* Activity
Show every line below where "Change" appears.
===== Record extracts =====
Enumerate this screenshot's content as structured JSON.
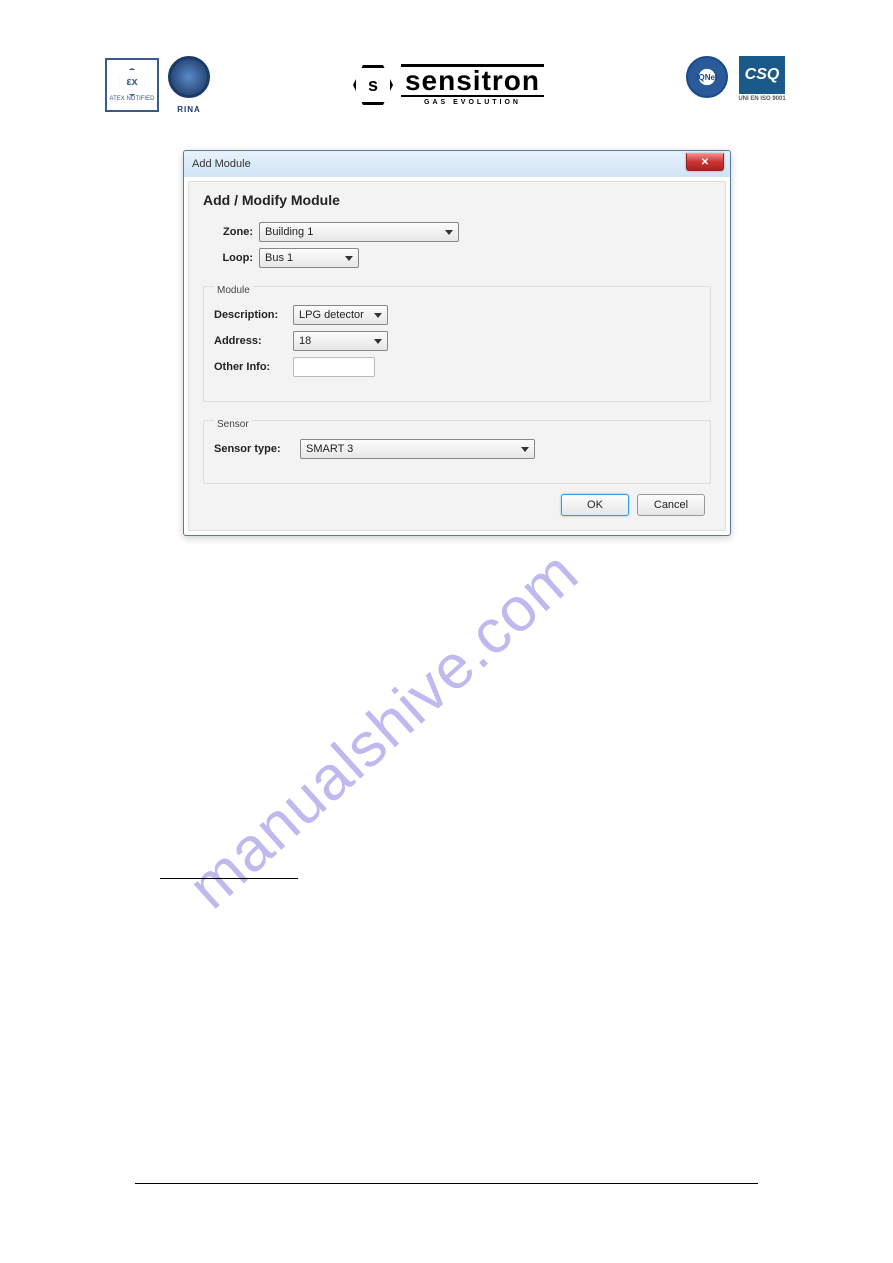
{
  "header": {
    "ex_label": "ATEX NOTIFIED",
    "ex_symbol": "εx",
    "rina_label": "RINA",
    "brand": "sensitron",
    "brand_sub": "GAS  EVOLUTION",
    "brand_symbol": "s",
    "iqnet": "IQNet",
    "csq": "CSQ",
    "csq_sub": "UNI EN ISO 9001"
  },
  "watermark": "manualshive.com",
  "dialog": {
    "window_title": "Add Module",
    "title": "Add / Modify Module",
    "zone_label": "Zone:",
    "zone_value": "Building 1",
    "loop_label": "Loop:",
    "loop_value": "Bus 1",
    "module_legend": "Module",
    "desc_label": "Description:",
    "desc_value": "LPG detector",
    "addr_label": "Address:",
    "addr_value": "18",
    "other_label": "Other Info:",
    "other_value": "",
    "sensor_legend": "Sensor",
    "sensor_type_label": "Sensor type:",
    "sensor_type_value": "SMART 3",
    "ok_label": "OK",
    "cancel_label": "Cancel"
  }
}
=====
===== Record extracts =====
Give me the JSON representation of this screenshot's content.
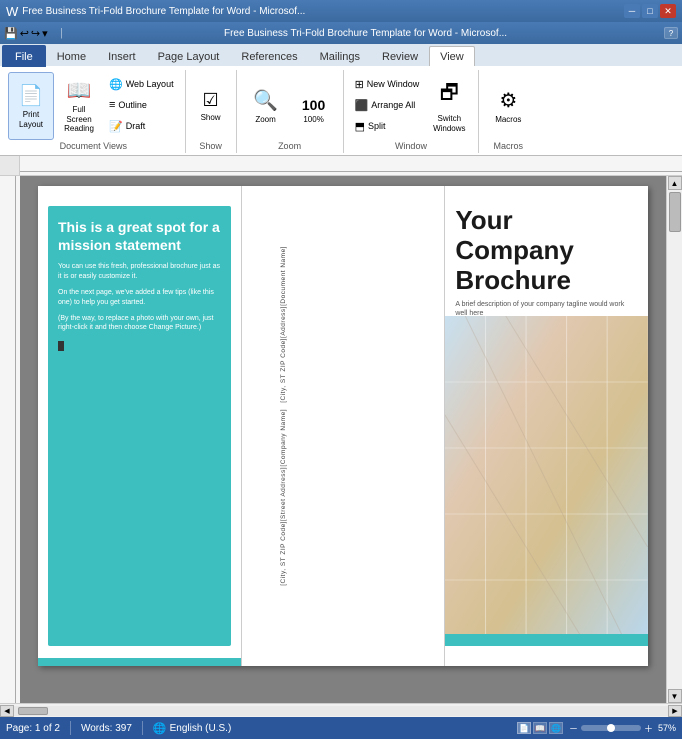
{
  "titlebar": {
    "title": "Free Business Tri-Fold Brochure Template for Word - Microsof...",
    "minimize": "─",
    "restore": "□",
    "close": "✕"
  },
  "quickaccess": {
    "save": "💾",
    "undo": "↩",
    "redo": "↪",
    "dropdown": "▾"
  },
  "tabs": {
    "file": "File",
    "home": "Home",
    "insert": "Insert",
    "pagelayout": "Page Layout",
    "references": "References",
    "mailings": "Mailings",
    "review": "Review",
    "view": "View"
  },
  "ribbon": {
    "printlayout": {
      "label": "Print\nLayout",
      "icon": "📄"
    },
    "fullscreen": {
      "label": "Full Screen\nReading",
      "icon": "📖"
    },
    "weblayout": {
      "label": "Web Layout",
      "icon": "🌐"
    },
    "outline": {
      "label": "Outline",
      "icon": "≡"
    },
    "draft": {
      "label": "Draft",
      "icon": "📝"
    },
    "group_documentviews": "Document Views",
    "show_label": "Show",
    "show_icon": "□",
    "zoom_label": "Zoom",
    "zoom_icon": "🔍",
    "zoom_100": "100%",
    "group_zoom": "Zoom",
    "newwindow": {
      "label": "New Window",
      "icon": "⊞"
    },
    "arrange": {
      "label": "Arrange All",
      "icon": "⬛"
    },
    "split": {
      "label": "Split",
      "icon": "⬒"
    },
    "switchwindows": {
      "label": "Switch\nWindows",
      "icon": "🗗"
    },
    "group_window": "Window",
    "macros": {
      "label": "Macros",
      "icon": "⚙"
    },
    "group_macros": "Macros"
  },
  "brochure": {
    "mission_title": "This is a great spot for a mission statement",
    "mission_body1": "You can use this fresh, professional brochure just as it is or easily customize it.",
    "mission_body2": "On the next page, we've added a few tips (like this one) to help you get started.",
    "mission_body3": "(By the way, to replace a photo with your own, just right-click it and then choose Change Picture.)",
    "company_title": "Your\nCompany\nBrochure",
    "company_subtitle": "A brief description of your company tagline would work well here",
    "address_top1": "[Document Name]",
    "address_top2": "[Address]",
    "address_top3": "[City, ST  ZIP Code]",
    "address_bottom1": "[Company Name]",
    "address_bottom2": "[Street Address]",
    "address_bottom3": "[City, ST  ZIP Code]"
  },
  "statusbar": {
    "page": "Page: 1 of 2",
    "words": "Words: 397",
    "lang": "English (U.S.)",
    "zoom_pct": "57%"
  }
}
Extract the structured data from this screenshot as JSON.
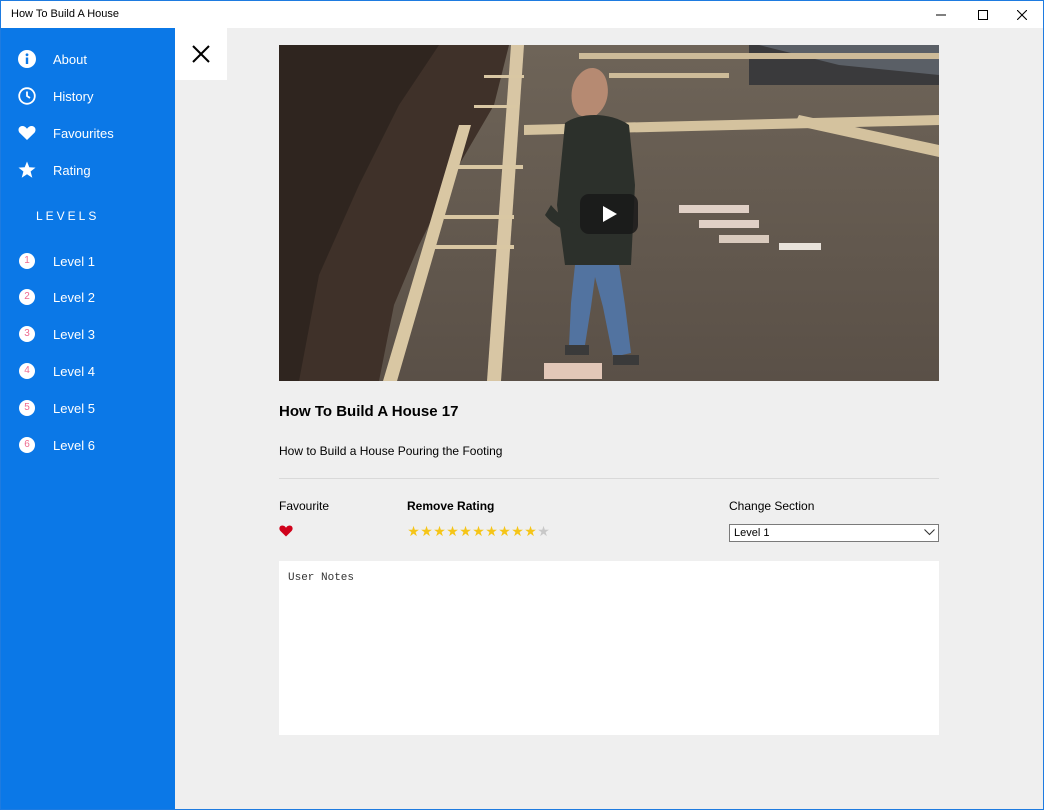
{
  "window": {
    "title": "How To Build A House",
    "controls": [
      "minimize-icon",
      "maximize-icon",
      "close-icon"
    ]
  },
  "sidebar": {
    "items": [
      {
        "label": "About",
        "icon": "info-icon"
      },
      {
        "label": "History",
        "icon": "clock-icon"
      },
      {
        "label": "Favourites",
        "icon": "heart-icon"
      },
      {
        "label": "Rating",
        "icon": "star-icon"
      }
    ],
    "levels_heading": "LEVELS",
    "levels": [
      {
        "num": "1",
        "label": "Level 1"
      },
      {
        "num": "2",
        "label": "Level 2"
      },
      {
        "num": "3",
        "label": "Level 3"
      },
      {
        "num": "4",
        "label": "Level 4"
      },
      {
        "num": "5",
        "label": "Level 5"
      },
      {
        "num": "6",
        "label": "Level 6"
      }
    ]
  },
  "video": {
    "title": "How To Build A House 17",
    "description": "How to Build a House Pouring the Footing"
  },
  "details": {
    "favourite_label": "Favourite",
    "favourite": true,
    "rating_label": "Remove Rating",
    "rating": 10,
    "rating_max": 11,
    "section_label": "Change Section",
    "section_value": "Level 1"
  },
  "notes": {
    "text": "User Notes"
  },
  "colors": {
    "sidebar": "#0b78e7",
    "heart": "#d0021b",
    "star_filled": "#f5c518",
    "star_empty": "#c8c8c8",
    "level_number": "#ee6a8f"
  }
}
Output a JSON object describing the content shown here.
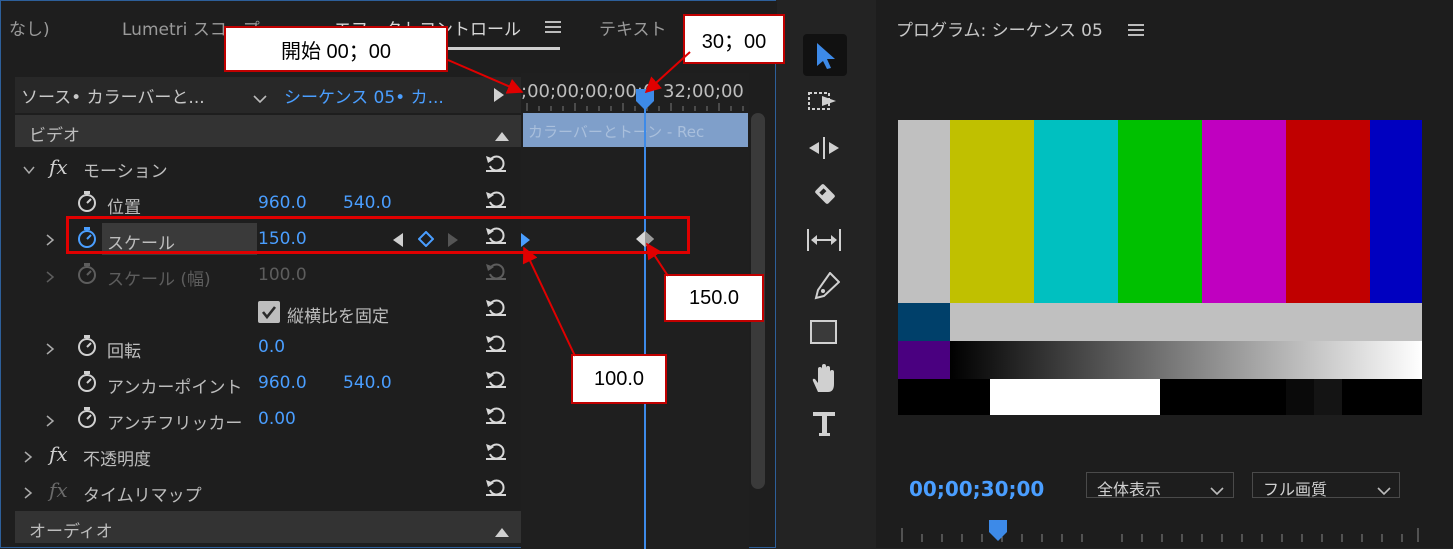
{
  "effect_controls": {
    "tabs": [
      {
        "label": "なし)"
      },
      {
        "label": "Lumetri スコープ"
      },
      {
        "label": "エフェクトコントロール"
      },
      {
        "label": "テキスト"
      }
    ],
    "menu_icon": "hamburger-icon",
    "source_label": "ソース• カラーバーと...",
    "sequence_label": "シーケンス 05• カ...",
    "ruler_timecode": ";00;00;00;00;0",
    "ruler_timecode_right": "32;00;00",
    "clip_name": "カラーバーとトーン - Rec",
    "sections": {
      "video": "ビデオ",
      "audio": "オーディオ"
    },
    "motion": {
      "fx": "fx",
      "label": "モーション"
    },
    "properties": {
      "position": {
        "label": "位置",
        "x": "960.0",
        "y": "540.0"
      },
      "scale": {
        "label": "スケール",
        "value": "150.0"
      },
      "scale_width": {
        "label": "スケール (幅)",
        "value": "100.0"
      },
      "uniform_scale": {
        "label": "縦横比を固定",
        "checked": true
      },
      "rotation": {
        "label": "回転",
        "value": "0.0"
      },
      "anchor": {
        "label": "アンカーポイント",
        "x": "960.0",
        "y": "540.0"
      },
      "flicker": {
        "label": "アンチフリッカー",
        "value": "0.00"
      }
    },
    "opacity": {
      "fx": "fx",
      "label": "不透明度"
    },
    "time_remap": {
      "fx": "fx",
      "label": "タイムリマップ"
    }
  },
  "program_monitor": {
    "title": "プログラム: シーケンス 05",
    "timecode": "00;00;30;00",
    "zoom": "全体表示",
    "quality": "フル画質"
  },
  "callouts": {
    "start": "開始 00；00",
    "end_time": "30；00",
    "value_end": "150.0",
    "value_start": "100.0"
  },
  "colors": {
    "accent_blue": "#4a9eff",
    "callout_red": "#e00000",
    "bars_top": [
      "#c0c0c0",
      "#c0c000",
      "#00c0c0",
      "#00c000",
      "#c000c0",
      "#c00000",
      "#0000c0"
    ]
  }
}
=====
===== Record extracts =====
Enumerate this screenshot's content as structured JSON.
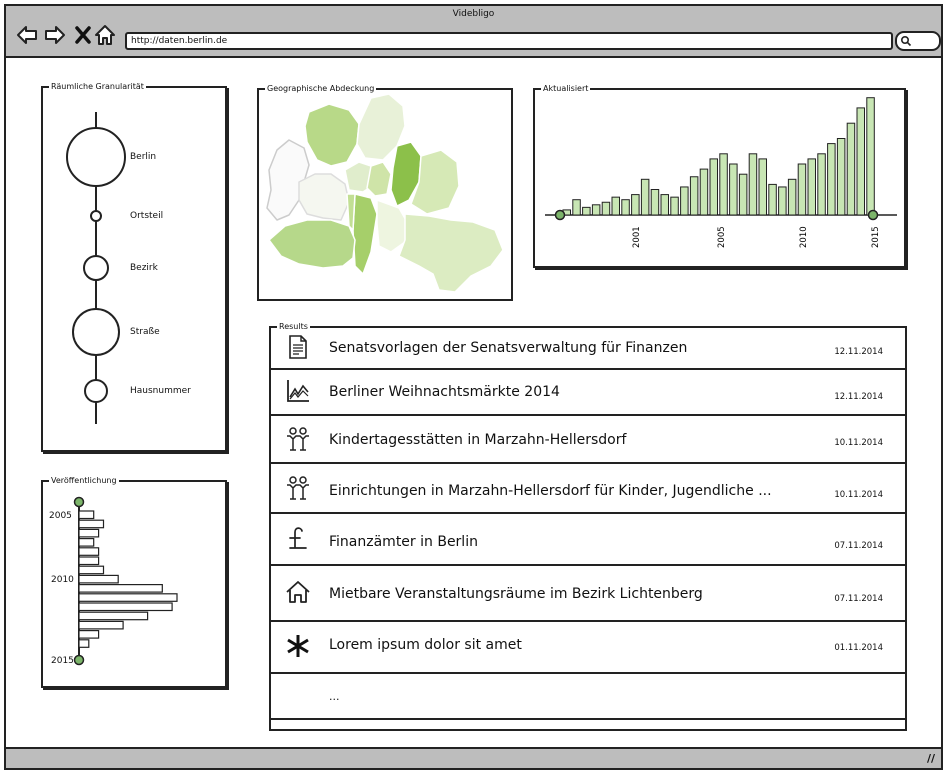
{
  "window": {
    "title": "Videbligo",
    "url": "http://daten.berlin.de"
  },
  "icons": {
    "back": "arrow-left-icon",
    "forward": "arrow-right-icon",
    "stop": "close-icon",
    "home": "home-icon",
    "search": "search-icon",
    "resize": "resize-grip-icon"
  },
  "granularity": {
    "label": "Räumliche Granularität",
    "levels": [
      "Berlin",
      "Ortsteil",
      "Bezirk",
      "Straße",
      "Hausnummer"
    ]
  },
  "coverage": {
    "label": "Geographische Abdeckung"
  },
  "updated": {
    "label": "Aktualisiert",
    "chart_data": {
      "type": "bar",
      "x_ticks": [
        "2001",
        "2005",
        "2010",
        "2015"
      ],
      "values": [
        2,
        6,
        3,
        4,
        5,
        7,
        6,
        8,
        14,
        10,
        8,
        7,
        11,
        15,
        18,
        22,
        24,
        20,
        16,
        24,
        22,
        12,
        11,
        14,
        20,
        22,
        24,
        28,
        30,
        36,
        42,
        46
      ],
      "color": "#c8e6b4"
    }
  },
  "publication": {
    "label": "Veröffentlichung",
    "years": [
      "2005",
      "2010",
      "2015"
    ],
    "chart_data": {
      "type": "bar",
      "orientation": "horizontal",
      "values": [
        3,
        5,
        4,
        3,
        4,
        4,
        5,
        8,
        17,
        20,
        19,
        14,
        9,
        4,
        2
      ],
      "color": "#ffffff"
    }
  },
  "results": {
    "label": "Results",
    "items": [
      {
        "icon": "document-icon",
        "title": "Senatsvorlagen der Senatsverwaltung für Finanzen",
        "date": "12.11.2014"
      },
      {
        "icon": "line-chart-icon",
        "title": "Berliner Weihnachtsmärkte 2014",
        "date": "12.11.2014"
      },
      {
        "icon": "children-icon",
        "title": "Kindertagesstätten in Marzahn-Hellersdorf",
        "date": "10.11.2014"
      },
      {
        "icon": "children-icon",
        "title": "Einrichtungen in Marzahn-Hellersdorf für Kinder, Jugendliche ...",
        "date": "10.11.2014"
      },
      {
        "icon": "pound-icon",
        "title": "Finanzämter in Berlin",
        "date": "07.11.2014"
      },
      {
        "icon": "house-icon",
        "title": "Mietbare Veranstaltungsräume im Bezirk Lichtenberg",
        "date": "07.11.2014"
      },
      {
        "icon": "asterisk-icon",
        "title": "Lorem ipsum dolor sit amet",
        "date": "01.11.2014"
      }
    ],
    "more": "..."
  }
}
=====
* Solution to this exercise
    "mission_body3": "(By the way, to replace a photo with your own, just right-click it and then choose Change Picture.)",
    "section_label": "Change Section",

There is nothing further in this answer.